--- WHAT TO WORK ON ---
Locate every line in the material below that has the word "Area". Copy each of those lines.

[RECORDED DATA Boundary: Start]

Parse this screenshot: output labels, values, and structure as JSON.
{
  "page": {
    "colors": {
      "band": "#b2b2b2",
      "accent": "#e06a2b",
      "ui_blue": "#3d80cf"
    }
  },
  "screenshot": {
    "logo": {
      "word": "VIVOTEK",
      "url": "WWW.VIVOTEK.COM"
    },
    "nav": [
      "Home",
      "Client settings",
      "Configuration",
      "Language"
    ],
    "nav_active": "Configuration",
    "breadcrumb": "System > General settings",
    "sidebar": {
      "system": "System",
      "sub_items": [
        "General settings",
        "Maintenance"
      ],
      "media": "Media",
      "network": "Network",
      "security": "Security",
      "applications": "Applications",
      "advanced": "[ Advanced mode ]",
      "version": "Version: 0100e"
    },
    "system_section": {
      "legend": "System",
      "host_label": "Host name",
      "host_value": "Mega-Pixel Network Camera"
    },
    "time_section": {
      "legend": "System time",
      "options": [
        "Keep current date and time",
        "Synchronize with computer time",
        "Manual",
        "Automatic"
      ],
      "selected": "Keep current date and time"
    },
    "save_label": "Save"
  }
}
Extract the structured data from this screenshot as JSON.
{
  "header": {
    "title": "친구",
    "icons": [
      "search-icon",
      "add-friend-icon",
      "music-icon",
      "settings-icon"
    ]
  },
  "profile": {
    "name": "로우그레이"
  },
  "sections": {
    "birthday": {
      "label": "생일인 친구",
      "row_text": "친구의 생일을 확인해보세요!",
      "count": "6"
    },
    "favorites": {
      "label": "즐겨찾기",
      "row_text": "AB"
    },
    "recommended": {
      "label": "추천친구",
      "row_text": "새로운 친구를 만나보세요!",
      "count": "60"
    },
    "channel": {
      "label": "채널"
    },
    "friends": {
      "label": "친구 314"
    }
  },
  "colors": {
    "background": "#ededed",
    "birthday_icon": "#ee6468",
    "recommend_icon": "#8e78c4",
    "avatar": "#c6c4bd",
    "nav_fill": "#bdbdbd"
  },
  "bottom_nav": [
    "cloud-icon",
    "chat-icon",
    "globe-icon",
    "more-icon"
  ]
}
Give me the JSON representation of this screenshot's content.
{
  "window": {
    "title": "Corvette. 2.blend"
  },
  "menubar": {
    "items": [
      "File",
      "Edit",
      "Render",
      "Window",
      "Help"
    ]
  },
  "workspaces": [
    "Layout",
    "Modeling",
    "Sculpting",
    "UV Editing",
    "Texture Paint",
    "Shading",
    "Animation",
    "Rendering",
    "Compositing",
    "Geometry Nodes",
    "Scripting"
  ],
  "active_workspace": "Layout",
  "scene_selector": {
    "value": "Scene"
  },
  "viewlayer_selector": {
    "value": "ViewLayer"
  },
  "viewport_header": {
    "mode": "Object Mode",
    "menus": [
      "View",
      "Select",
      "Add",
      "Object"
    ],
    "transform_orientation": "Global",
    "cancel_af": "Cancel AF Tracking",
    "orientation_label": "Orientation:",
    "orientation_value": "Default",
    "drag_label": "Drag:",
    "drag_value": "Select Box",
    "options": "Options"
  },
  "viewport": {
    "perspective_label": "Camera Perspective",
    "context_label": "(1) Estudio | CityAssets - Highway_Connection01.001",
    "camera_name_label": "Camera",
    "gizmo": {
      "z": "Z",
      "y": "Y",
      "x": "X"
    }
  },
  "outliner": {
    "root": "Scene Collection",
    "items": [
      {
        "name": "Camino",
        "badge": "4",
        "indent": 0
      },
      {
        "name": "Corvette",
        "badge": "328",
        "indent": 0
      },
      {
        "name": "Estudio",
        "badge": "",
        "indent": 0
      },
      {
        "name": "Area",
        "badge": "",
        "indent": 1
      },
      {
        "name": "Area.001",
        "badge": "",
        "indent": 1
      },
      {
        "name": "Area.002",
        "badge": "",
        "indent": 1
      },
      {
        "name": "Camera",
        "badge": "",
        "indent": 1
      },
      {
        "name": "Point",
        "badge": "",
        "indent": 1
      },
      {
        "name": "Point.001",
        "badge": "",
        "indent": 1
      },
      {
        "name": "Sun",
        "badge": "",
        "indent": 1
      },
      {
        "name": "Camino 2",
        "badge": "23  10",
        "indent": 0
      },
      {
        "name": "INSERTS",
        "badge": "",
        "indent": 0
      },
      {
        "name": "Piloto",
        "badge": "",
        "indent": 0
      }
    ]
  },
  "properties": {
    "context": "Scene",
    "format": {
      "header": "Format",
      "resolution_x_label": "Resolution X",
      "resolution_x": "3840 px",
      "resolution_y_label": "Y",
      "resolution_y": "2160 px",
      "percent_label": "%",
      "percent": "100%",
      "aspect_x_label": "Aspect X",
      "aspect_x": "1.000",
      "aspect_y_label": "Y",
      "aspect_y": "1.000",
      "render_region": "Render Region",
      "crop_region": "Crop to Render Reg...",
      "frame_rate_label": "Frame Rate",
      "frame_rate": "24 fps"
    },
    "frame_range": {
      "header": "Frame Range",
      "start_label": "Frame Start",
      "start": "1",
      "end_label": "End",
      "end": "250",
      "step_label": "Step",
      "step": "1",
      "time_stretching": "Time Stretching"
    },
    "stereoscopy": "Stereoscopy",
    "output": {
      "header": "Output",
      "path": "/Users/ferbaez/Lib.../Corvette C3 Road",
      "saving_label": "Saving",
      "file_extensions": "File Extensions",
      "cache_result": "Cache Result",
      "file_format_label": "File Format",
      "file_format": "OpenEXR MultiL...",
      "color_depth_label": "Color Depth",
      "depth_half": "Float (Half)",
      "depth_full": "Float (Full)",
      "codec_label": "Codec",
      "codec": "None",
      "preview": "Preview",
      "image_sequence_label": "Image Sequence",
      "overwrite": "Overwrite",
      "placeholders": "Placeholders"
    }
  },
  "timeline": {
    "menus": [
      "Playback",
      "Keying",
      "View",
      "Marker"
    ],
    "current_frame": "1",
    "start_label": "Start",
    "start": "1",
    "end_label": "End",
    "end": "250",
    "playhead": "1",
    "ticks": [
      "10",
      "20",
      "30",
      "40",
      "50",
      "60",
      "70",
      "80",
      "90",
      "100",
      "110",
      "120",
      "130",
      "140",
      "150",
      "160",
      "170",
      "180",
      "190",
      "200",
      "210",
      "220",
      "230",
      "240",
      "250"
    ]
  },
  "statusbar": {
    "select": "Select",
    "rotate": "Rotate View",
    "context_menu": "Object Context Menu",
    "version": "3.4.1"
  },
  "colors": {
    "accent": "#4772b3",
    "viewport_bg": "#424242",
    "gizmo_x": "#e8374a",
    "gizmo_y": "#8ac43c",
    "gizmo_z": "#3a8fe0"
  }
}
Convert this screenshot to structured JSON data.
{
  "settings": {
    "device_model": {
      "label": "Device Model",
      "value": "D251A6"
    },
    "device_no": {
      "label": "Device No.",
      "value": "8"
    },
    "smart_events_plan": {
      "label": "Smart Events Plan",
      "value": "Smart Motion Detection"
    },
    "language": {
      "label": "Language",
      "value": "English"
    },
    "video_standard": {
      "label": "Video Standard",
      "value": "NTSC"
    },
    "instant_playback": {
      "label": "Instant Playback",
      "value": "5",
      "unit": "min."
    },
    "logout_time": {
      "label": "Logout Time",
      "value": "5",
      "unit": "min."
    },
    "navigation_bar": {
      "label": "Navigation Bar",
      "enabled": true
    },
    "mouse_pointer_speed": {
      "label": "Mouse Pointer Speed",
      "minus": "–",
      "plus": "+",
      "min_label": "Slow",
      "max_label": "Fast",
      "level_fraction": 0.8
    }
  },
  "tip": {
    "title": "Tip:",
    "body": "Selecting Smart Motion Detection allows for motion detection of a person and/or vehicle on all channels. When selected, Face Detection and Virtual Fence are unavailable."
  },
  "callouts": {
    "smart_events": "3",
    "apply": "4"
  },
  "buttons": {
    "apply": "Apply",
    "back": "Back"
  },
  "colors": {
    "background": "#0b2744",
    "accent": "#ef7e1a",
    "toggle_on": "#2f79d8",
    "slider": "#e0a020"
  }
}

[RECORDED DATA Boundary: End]

--- THE COMPLETED TASK ---
        "name": "Area",
        "name": "Area.001",
        "name": "Area.002",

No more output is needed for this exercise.